Problem to work on:
A single figure is required: the number of lines below in which the word "如果一条直线垂直于两条平行线中的一条" occurs.

++++

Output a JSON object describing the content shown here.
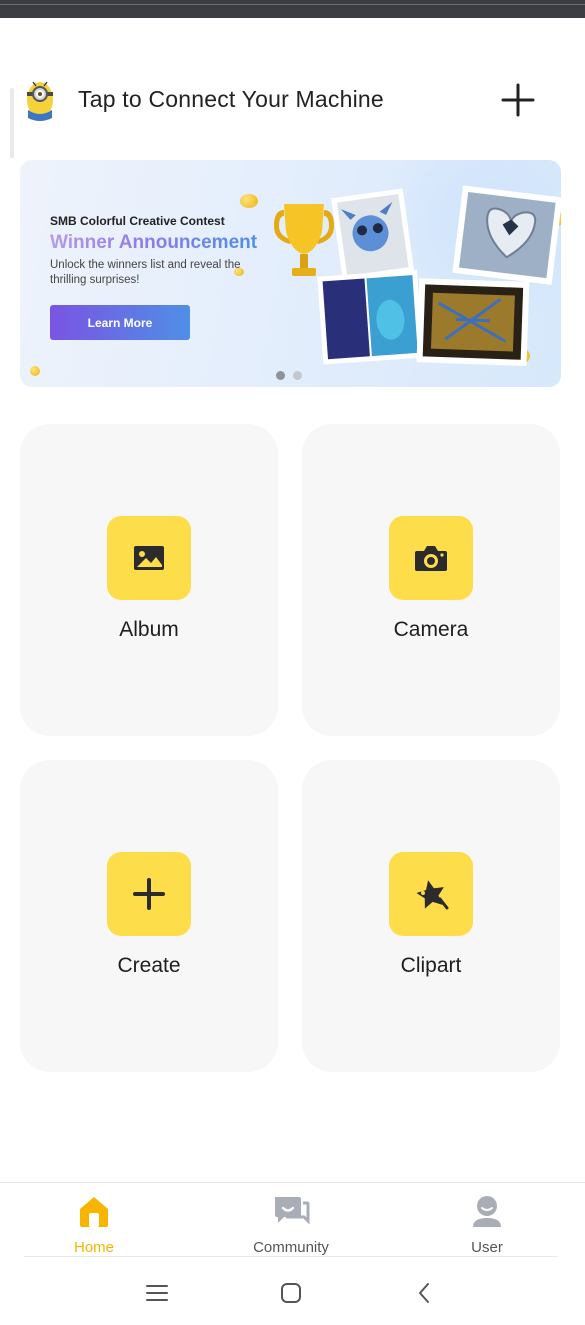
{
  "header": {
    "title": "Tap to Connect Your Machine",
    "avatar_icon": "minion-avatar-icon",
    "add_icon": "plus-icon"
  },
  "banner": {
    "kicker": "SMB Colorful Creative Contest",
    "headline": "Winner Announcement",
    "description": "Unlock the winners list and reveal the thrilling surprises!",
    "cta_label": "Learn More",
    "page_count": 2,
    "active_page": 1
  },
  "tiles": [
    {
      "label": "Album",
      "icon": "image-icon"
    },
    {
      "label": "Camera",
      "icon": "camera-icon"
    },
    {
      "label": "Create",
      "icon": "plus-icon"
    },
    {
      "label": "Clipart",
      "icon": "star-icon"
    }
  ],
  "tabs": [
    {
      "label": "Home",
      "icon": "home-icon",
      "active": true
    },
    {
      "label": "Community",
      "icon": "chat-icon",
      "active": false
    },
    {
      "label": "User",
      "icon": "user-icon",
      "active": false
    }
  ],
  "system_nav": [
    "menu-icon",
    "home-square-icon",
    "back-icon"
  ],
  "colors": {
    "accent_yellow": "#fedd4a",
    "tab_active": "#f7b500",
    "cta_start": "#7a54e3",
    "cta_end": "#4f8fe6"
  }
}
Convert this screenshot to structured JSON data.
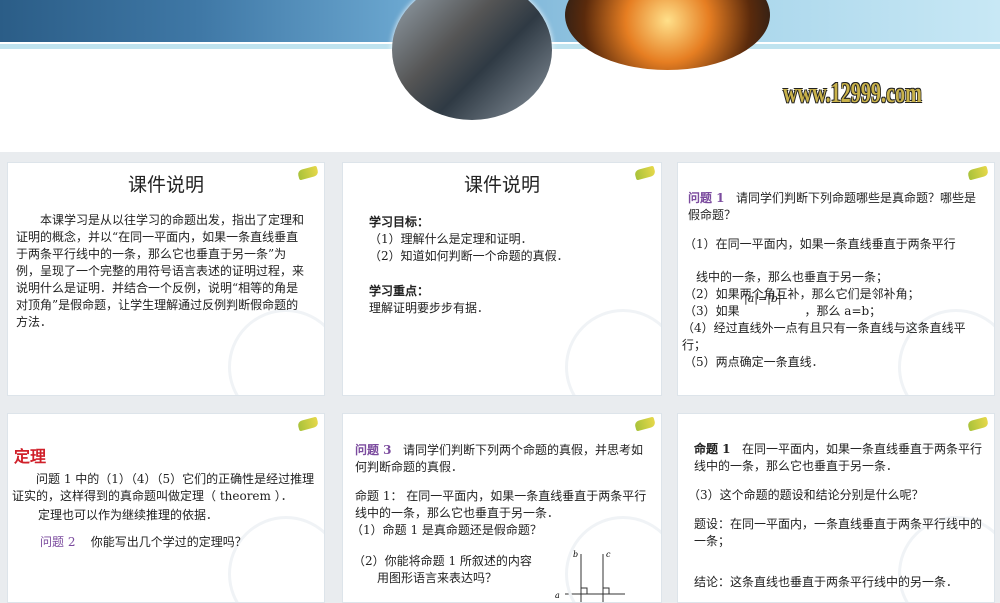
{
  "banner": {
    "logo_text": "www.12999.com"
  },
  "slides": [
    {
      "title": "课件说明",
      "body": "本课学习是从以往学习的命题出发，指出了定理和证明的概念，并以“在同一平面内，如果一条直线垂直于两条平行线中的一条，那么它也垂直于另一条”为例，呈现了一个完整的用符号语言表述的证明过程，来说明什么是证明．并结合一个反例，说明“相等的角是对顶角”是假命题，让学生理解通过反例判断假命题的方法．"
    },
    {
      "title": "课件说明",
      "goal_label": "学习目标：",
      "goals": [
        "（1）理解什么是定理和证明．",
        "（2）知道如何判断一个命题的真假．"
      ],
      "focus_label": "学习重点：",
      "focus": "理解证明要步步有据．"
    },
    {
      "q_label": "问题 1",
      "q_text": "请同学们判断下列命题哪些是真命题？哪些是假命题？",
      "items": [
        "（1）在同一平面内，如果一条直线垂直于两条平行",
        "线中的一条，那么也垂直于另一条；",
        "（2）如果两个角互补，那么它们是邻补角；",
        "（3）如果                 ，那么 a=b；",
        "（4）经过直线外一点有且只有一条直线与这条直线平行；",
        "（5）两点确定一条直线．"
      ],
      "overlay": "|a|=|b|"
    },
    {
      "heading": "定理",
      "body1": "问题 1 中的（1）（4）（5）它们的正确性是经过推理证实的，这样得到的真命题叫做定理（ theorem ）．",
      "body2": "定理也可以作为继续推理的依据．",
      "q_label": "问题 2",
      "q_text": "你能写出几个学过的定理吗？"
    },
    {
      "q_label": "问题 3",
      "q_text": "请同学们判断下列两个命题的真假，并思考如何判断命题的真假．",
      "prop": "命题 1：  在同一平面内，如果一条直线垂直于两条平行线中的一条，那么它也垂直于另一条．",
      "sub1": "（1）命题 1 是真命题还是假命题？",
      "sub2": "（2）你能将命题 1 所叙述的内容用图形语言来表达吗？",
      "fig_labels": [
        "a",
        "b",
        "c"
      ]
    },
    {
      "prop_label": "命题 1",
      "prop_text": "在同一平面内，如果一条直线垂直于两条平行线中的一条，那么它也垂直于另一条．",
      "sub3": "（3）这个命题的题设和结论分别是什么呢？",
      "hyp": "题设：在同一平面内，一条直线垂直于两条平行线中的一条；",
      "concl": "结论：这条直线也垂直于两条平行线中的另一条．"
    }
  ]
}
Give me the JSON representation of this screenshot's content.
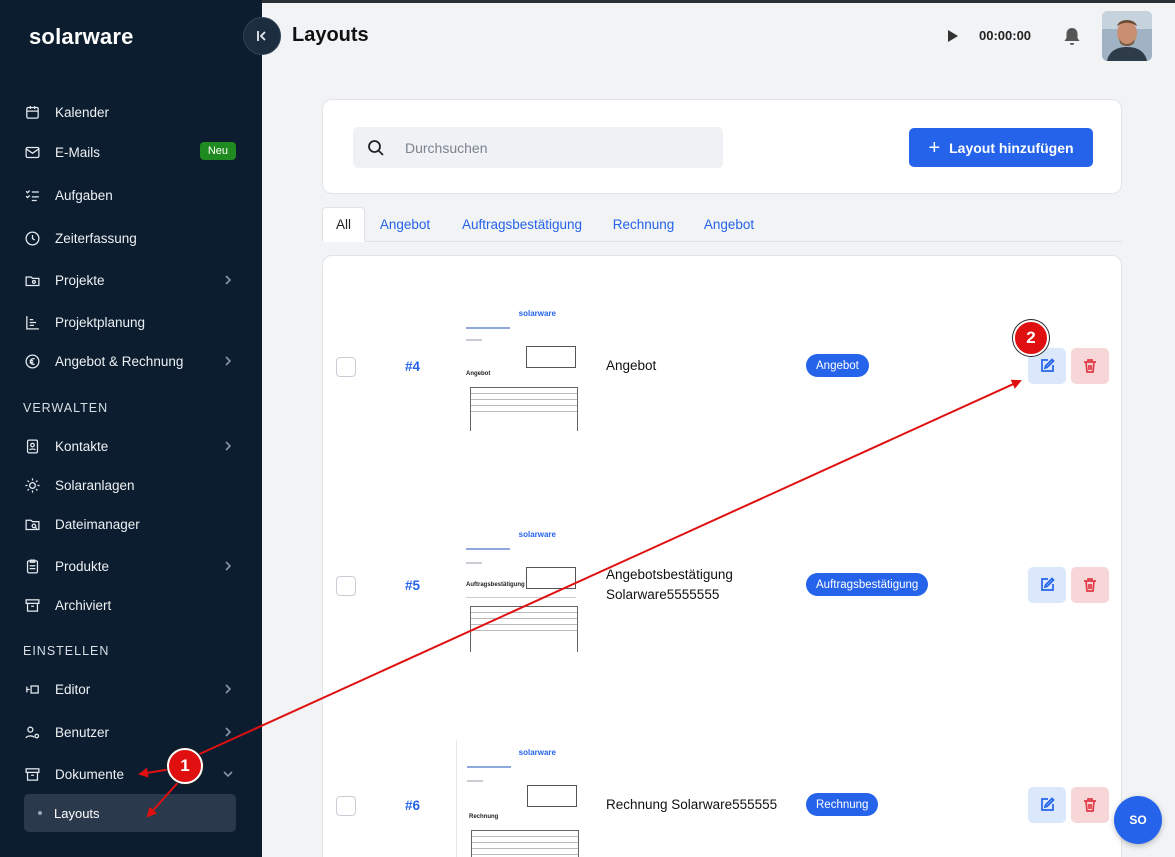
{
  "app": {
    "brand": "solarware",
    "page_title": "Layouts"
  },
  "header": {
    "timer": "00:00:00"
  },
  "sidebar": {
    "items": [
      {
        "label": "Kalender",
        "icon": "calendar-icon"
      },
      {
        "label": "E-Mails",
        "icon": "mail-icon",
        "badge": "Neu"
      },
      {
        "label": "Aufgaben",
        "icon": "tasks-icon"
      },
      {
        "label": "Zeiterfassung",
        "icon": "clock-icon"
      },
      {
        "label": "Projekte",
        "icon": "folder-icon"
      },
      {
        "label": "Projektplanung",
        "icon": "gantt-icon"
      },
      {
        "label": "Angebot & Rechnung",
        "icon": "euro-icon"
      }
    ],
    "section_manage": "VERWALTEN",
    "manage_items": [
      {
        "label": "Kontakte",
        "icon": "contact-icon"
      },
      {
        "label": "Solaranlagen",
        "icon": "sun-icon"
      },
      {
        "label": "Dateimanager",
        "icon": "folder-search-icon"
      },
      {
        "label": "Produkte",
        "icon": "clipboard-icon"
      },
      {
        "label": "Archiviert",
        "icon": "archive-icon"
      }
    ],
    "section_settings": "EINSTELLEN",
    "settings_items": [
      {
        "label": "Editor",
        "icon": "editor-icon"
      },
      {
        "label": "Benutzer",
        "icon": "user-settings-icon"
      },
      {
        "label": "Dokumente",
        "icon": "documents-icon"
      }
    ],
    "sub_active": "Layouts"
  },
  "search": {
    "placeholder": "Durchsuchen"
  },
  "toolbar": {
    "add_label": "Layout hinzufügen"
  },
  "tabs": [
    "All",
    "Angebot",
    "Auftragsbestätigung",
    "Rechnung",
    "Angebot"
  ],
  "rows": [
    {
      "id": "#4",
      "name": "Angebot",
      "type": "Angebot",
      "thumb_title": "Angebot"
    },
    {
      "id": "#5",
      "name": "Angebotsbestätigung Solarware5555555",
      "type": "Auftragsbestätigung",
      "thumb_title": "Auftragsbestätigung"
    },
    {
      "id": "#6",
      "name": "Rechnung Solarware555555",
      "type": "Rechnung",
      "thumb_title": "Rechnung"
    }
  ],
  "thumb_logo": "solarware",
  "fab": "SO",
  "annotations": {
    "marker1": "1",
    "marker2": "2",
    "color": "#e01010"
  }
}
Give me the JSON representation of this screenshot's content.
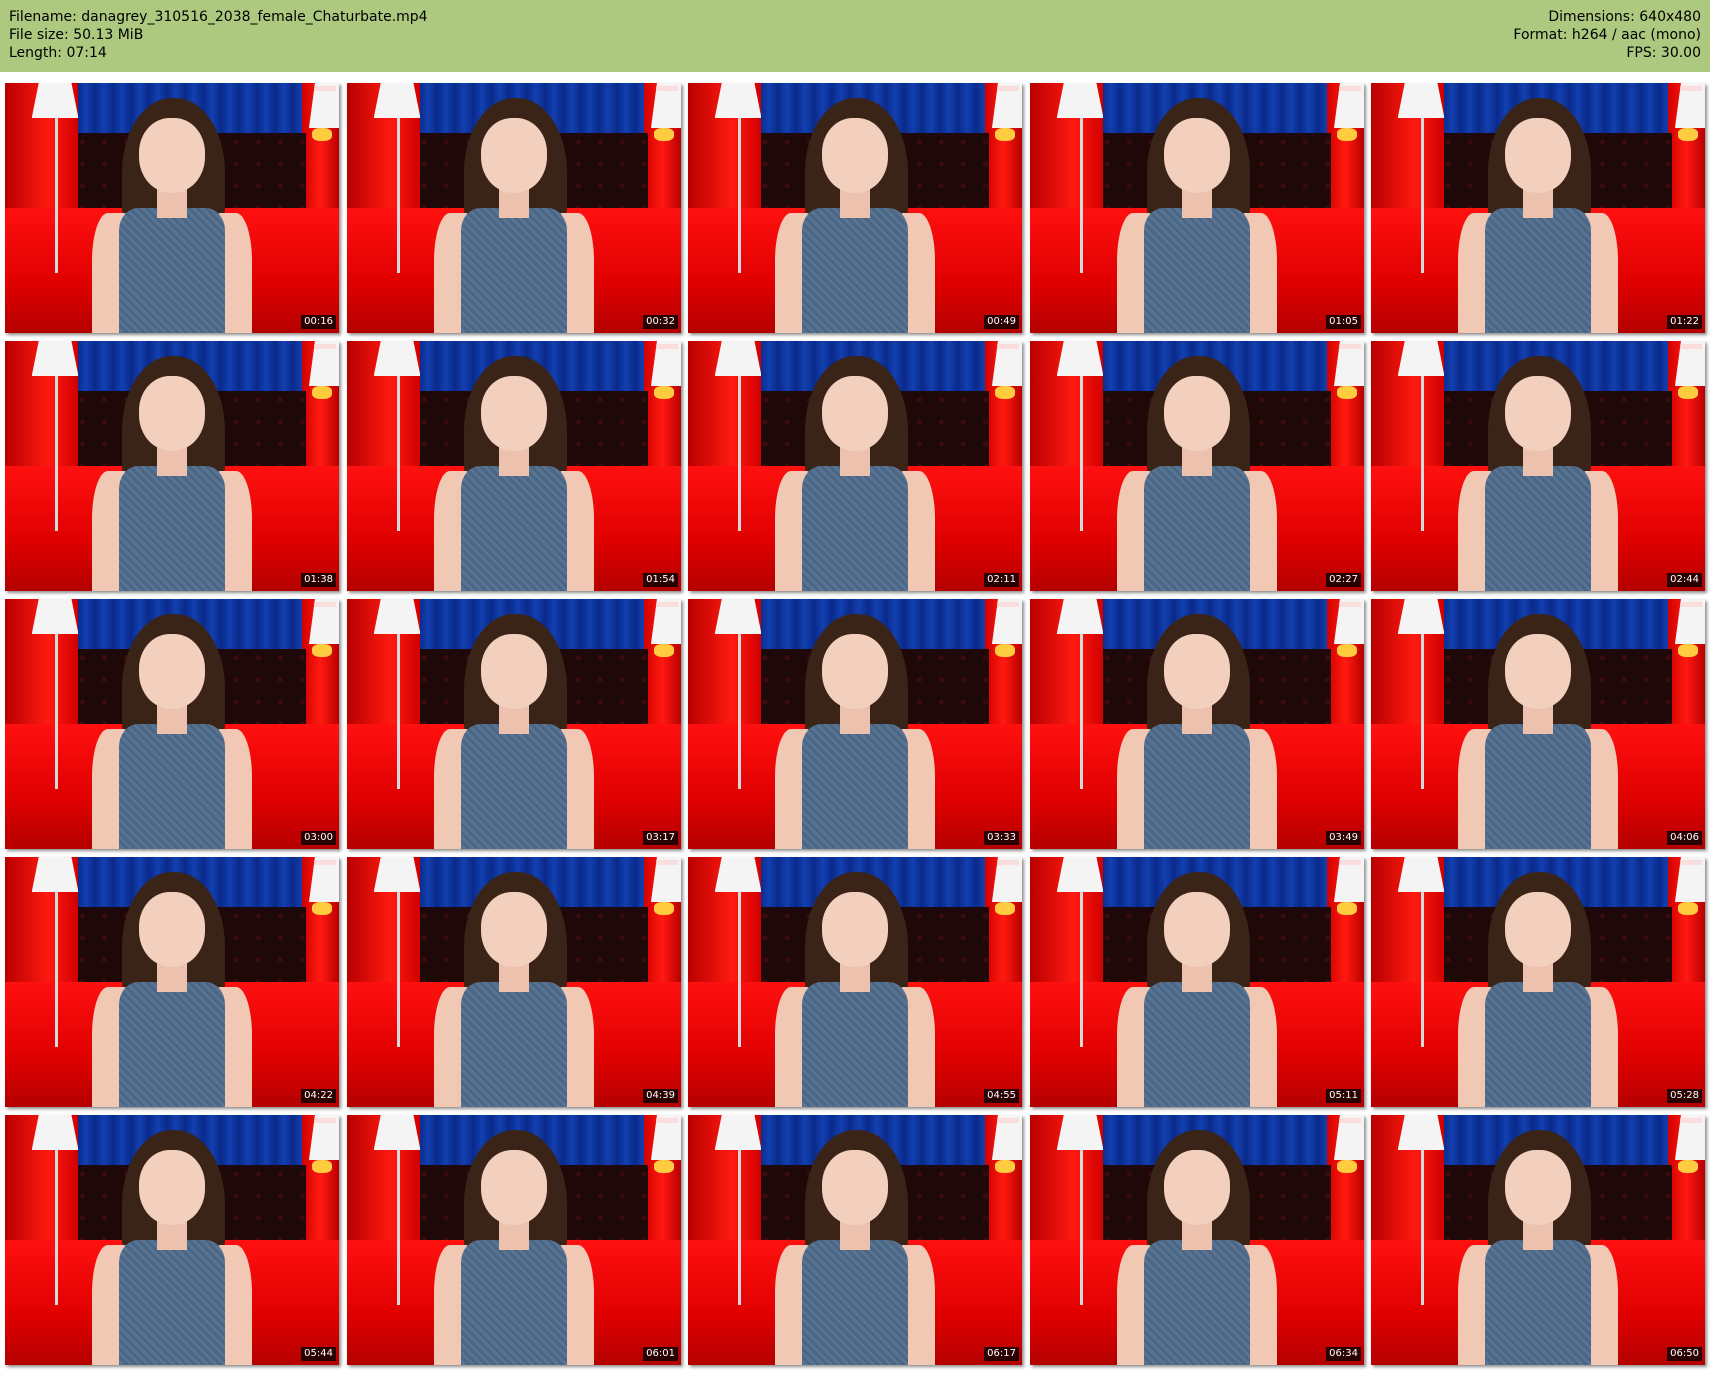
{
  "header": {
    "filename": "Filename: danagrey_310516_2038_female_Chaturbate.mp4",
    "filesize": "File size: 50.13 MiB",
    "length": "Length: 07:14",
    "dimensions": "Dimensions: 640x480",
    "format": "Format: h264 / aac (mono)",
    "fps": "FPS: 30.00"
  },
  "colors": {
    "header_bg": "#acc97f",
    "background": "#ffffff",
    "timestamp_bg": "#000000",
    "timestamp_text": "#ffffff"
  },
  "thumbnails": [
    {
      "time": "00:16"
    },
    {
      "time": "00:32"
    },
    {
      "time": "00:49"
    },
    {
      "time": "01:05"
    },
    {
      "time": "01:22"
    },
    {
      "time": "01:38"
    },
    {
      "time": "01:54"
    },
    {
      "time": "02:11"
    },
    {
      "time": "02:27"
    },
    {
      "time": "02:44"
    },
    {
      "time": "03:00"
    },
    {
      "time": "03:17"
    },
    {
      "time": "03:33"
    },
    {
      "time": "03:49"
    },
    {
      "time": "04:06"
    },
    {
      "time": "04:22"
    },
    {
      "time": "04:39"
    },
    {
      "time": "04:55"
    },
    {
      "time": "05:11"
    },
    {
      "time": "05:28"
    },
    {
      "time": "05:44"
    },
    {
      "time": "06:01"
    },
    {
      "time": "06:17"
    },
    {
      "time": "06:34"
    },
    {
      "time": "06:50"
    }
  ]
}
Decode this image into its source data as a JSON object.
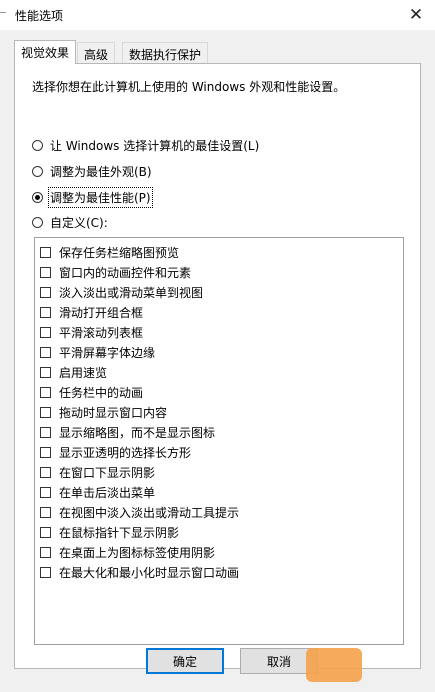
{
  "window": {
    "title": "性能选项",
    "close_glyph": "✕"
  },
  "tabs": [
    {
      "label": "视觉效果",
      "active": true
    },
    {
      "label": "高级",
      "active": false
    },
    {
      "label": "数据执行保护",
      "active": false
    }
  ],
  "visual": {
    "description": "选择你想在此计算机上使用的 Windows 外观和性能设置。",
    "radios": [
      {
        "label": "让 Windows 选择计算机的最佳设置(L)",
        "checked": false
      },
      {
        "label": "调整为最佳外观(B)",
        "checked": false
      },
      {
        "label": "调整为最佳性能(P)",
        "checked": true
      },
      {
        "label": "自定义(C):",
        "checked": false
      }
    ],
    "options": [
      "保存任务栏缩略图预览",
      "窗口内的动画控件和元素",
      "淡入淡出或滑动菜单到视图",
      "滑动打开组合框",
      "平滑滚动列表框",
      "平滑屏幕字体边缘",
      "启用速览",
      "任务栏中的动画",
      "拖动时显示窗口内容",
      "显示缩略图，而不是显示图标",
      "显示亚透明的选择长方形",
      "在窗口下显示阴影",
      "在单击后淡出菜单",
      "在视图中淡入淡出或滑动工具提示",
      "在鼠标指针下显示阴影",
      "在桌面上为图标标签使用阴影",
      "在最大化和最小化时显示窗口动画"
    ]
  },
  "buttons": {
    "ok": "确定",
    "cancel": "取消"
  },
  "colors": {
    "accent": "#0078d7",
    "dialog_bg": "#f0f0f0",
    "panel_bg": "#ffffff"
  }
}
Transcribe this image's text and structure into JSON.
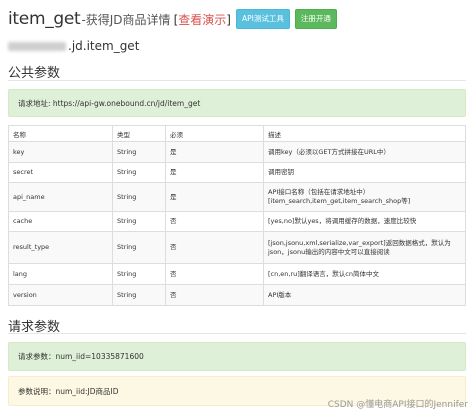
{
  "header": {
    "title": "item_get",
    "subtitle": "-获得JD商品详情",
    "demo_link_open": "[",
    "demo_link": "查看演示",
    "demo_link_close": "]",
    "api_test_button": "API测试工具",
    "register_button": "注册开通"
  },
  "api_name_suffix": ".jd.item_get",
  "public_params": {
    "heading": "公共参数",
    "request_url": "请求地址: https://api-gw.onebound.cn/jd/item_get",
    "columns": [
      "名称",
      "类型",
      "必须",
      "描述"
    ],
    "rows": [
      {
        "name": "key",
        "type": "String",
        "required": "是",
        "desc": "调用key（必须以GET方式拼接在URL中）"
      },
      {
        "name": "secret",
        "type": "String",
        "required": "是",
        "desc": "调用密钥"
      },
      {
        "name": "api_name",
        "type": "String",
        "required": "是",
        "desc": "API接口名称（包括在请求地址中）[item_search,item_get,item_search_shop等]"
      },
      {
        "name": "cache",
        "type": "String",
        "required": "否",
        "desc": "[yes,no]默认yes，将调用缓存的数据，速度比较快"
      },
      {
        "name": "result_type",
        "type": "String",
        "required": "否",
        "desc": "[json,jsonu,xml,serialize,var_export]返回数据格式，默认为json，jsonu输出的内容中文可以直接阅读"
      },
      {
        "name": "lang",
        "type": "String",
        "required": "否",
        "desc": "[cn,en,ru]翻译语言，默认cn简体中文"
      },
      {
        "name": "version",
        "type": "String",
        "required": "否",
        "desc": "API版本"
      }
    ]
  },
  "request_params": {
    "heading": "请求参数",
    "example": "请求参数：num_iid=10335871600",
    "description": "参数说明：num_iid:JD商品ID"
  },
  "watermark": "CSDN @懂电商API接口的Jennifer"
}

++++

Finished task:
3